Carefully consider all the candidates running for president

John E. Harmon, Sr., IOM | 2/29/2016, 12:14 p.m.
As we close out another Black History Month, many communities throughout the world held events to commemorate one of the ...
John E. Harmon, Sr

Slogans like “Black Lives Matter or Black Jobs Matter” are great, but the energy behind these efforts must lead to measureable outcomes that will elevate the standing of the African American community.

I am reminded of the movie about a candidate named “Jeff Johnson”, played by Eddie Murphy, who was elected to congress based on name recognition alone. Once, he was sworn in and seated in Washington, he was clueless as it related to issues that needed to be addressed on behalf of those whom elected him. We all know that some of our best movies were based on actual events and unfortunately, the African American community has far too many challenges to not have competent political representation. The old way of going along to get along or voting for someone because of a suggestion or this is the party that a family member supports is not sufficient, given the host of challenges which plague the African American community.

The African American vote is a precious commodity in New Jersey and throughout the country and we can no longer be taken for granted without having definitive support for a clearly defined agenda. As you look throughout the 21 counties of New Jersey, there are major urban cities in each; such as, Camden, Newark, Trenton, Jersey City, New Brunswick, Paterson, Elizabeth, etc…..It is very difficult for anyone to be elected to County Office without strong African American support from these cities. However, when you look at the numbers, from an economic perspective, the African American residents and businesses in these cities are struggling. How can the African American community work with their elected officials to ensure a better outcome for itself given its investment of taxes, sacrifice and enduring some very unfavorable times?
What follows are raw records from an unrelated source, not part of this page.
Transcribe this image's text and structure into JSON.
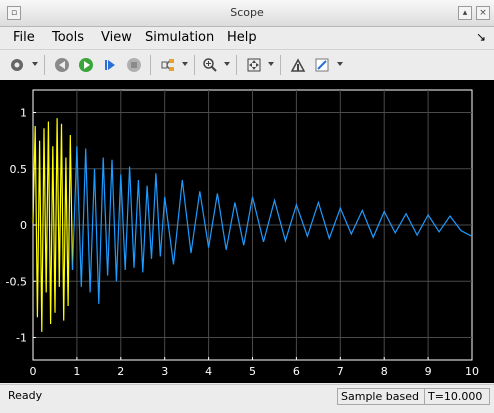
{
  "window": {
    "title": "Scope"
  },
  "menu": {
    "file": "File",
    "tools": "Tools",
    "view": "View",
    "simulation": "Simulation",
    "help": "Help"
  },
  "toolbar": {
    "buttons": [
      "parameters-gear-icon",
      "step-back-icon",
      "run-icon",
      "step-forward-icon",
      "stop-icon",
      "signal-selector-icon",
      "zoom-icon",
      "autoscale-icon",
      "highlight-block-icon",
      "style-edit-icon"
    ]
  },
  "status": {
    "ready": "Ready",
    "mode": "Sample based",
    "time": "T=10.000"
  },
  "colors": {
    "plot_bg": "#000000",
    "axes": "#ffffff",
    "grid": "#4a4a4a",
    "series_active": "#1e9bff",
    "series_prev": "#ffff00"
  },
  "chart_data": {
    "type": "line",
    "xlim": [
      0,
      10
    ],
    "ylim": [
      -1.2,
      1.2
    ],
    "xticks": [
      "0",
      "1",
      "2",
      "3",
      "4",
      "5",
      "6",
      "7",
      "8",
      "9",
      "10"
    ],
    "yticks": [
      "1",
      "0.5",
      "0",
      "-0.5",
      "-1"
    ],
    "ytick_values": [
      1,
      0.5,
      0,
      -0.5,
      -1
    ],
    "grid": true,
    "series": [
      {
        "color": "#ffff00",
        "x": [
          0.0,
          0.05,
          0.1,
          0.15,
          0.2,
          0.25,
          0.3,
          0.35,
          0.4,
          0.45,
          0.5,
          0.55,
          0.6,
          0.65,
          0.7,
          0.75,
          0.8,
          0.85,
          0.9
        ],
        "y": [
          0.02,
          0.88,
          -0.82,
          0.75,
          -0.95,
          0.86,
          -0.6,
          0.92,
          -0.88,
          0.7,
          -0.78,
          0.95,
          -0.55,
          0.9,
          -0.85,
          0.6,
          -0.72,
          0.8,
          -0.4
        ]
      },
      {
        "color": "#1e9bff",
        "x": [
          0.9,
          1.0,
          1.1,
          1.2,
          1.3,
          1.4,
          1.5,
          1.6,
          1.7,
          1.8,
          1.9,
          2.0,
          2.1,
          2.2,
          2.3,
          2.4,
          2.5,
          2.6,
          2.7,
          2.8,
          2.9,
          3.0,
          3.2,
          3.4,
          3.6,
          3.8,
          4.0,
          4.2,
          4.4,
          4.6,
          4.8,
          5.0,
          5.25,
          5.5,
          5.75,
          6.0,
          6.25,
          6.5,
          6.75,
          7.0,
          7.25,
          7.5,
          7.75,
          8.0,
          8.25,
          8.5,
          8.75,
          9.0,
          9.25,
          9.5,
          9.75,
          10.0
        ],
        "y": [
          -0.4,
          0.7,
          -0.55,
          0.68,
          -0.6,
          0.5,
          -0.7,
          0.6,
          -0.45,
          0.58,
          -0.5,
          0.45,
          -0.4,
          0.52,
          -0.38,
          0.4,
          -0.42,
          0.35,
          -0.3,
          0.46,
          -0.28,
          0.25,
          -0.35,
          0.4,
          -0.25,
          0.3,
          -0.2,
          0.28,
          -0.22,
          0.2,
          -0.18,
          0.25,
          -0.15,
          0.22,
          -0.14,
          0.18,
          -0.1,
          0.2,
          -0.12,
          0.15,
          -0.08,
          0.13,
          -0.11,
          0.12,
          -0.07,
          0.1,
          -0.09,
          0.09,
          -0.06,
          0.08,
          -0.05,
          -0.1
        ]
      }
    ]
  }
}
Which leads me back to the national race for the person that will succeed President Obama. I cringe when I hear terms like “Firewall” and “You know Jesse Jackson won South Carolina”……these are statements of disrespect and arrogance. Moreover, this type of disregard should immediately cause a prospective voter to take another look at the candidate to make sure that they have a platform which addresses relevant issues and have your assurance that they will work hard to deliver on their proposed agenda.

Why, because nationally African Americans have similar issues with unemployment, poverty, sole proprietorships (1.9 million businesses 91% have no employees)……In this year’s Democratic primary, you have two seasoned politicians competing for the African American vote, one with a familiar name and the other, not so recognized but if you listen closely and check the record ….you will find consistency.

I remember campaigning in my hometown Trenton, for a guy name Barack Obama in 2008 against a well-recognized candidate. Many laughed at me, and questioned his experienced, track record and electability. They said that he was ambitious in his quest to get affordable healthcare coverage or bringing the troops home and naïve in speaking with our enemies, like Iran. Well, that’s what they said. There is too much at stake for African Americans to settle on a candidate without having the assurance that the person they support will have their back.

By the way, for those who did not embrace “Yes We Can” President Obama is in the closing months of his second term. Nelson Mandela said it seems difficult until it’s done.

John E. Harmon, Sr., IOM President and CEO, African American Chamber of Commerce of New Jersey Chairman, National Black Chamber of Commerce.